About Me

Kate Goodenough

I am an interdisciplinary scientist that specializes in movement ecology and life history strategies of birds. I completed my undergraduate education in marine biology and zoology at Humboldt State University in Northern California and followed up with a M.S. in Ecology from San Diego State University in Southern California. Currently, I am a PhD candidate researcher at the University of Oklahoma under the direction of Dr. Eli Bridge. I study larids and their allies, a group that includes terns, gulls, and skimmers because I think they are important bio-indicators of changing resource dynamics in the environment. Species that have longer generation times may not be able to develop micro-adaptations in response to climate change. Instead they seem to develop intriguing behavioral mechanisms to compensate for aspects of environmental variation. It is a passion of mine to unearth these interesting life history trade-offs that allow for the survival of these species.
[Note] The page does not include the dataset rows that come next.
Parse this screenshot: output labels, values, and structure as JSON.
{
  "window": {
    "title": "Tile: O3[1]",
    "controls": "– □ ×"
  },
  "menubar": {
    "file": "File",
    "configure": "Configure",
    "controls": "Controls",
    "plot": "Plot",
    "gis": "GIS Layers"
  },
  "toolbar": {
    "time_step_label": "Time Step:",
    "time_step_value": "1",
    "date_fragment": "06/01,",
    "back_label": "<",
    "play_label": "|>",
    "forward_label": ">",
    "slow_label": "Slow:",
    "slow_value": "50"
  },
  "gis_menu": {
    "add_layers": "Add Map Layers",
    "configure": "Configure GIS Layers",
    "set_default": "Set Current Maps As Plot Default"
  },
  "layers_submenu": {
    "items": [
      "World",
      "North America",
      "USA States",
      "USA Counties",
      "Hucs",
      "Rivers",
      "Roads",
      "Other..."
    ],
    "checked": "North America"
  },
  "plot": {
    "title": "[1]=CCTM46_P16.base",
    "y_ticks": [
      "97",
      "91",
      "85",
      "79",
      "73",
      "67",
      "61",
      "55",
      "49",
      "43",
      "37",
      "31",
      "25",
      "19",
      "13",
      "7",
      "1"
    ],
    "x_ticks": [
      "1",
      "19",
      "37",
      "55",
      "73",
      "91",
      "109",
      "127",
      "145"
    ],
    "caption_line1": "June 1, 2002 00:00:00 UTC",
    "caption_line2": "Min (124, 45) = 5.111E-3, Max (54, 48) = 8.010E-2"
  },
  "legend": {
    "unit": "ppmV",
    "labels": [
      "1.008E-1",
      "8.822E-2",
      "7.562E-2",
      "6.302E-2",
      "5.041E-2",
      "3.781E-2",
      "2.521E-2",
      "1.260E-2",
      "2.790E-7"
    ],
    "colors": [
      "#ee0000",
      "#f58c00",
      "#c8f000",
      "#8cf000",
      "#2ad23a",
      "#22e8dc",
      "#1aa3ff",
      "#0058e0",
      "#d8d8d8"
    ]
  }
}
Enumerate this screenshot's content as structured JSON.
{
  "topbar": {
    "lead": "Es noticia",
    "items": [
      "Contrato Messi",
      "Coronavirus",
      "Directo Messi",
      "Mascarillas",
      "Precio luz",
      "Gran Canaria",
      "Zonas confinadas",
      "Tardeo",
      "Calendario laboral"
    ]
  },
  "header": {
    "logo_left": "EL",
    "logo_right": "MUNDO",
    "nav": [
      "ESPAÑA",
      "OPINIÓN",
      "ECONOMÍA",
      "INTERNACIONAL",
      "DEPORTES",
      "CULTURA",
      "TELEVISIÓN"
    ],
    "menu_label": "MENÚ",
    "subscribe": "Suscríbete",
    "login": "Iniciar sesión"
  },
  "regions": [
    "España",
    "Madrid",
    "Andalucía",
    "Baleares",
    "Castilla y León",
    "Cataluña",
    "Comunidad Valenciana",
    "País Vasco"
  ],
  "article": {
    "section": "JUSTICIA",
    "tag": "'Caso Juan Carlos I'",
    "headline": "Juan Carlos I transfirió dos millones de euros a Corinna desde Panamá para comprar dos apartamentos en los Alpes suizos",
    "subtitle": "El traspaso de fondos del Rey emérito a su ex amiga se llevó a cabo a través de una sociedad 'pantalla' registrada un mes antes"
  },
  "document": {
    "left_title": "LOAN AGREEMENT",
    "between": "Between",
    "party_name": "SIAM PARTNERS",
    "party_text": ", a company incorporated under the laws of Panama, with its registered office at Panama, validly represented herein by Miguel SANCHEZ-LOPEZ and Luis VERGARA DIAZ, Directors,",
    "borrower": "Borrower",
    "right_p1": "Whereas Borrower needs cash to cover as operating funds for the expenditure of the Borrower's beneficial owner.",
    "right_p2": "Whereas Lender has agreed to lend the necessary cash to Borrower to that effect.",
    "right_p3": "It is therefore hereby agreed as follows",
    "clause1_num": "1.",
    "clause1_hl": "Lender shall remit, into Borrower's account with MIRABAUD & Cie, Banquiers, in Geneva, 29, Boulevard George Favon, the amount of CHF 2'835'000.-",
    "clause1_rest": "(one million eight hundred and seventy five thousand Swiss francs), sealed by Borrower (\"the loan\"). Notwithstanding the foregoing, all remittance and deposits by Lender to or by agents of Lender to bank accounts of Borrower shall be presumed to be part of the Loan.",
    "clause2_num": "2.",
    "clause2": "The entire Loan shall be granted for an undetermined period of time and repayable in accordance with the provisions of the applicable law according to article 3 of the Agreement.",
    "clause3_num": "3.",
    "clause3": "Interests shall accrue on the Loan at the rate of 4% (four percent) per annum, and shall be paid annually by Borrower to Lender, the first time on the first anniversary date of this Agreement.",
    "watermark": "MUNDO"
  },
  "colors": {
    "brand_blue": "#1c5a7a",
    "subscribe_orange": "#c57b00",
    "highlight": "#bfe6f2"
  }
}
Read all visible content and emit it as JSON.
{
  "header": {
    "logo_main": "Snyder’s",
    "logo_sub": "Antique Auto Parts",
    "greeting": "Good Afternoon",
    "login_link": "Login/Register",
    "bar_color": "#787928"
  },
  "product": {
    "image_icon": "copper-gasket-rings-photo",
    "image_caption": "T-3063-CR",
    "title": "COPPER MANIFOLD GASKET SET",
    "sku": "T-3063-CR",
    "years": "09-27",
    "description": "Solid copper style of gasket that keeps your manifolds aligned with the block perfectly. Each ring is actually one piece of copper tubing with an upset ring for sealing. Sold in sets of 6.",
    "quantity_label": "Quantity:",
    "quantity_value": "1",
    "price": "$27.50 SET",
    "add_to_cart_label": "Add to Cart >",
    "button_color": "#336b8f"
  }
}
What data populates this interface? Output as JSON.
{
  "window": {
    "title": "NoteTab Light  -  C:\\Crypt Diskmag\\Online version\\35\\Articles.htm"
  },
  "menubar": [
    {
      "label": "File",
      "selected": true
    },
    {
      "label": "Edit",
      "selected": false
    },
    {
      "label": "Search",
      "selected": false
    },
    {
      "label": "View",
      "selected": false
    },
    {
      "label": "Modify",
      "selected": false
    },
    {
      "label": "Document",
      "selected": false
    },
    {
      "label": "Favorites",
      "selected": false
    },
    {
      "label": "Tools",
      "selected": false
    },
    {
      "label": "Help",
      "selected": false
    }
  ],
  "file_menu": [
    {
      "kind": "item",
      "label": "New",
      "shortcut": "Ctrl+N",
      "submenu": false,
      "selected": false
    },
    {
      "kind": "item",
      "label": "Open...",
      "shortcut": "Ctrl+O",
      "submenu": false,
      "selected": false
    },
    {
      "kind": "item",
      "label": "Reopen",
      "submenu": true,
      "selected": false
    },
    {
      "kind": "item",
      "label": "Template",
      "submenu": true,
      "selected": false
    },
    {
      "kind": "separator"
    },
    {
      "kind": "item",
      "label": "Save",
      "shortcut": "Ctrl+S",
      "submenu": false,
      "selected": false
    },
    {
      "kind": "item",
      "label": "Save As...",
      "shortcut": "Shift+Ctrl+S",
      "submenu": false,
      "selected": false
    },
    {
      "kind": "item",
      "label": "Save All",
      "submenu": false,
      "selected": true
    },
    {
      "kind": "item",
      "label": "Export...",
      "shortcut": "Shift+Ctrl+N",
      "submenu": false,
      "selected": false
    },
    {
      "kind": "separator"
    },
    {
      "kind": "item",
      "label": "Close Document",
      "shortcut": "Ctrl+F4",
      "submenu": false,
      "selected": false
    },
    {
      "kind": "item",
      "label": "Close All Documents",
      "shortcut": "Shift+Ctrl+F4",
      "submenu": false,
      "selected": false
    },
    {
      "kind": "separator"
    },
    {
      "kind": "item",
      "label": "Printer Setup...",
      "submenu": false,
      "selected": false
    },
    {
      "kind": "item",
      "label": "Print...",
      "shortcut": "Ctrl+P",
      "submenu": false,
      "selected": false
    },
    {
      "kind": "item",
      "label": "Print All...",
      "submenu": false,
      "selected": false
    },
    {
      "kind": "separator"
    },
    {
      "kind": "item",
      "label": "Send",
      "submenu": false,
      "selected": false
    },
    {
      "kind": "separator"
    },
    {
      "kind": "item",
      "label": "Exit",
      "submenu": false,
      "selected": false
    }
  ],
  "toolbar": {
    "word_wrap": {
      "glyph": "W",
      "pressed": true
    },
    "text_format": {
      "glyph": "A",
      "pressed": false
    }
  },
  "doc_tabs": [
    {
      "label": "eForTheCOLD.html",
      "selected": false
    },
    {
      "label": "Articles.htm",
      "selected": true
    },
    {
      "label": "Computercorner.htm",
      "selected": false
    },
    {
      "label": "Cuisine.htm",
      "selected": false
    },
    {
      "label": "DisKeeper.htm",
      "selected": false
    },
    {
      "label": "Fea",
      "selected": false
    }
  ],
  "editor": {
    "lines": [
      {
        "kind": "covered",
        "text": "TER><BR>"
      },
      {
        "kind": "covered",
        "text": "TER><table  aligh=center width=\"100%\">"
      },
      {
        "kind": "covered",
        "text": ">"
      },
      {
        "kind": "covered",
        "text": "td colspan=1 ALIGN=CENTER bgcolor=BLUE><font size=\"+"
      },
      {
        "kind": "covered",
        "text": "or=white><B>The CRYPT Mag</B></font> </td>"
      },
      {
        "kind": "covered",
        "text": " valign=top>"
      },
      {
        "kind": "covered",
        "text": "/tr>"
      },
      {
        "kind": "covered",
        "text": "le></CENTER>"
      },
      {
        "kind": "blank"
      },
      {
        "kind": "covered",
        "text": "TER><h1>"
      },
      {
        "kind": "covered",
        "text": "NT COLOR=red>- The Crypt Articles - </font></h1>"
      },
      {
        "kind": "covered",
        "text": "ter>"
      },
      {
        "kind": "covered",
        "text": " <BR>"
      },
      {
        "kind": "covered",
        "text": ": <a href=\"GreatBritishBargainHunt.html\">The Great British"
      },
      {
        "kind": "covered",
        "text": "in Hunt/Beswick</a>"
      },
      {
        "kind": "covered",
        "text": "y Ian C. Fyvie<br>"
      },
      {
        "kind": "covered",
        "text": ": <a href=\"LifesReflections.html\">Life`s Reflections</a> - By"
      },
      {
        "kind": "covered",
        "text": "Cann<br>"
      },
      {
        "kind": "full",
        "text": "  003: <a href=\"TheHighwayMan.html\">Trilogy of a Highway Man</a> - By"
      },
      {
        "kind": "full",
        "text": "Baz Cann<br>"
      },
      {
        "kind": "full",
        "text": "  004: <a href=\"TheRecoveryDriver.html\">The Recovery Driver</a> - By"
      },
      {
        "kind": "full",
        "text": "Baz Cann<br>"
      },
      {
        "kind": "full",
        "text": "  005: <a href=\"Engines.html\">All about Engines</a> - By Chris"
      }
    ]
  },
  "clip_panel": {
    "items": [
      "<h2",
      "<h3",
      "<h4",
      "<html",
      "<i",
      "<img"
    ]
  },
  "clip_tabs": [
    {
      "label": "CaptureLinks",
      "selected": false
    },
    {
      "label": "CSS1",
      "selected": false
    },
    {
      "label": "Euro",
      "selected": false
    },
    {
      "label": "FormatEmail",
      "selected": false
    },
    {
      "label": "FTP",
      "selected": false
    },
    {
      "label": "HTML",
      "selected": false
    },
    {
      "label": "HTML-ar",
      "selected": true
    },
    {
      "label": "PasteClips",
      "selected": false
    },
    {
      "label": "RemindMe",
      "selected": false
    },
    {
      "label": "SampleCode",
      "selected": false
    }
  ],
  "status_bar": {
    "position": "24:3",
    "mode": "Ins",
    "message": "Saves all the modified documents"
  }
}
I have six ongoing research projects that focus on Black Skimmer, Gull-billed Tern, Elegant Tern, and American Oystercatcher movement ecology and life history strategies: 1) Nest site selection and life history strategies of terns and Black Skimmers in the Peruvian Amazon. 2) Migration ecology of the Elegant Tern Thalasseus elegans, 3) Unraveling space use for the Black Skimmer using GPS telemetry in New York, 4) Gull-billed Tern diet and foraging dynamics in Southern California, and 5) Determining rates of juvenile survival of the Black Skimmer in Southern California. My 6th project is a collaboration with Dr. Patricia Sczcys from Eastern Connecticut State University to look at population dynamics of the Black Skimmer across the Americas. 

Aside from the research, I am a catmom to my Russian Gray Maverick; and I am an amateur photographer. Most of the photos you see here are my own.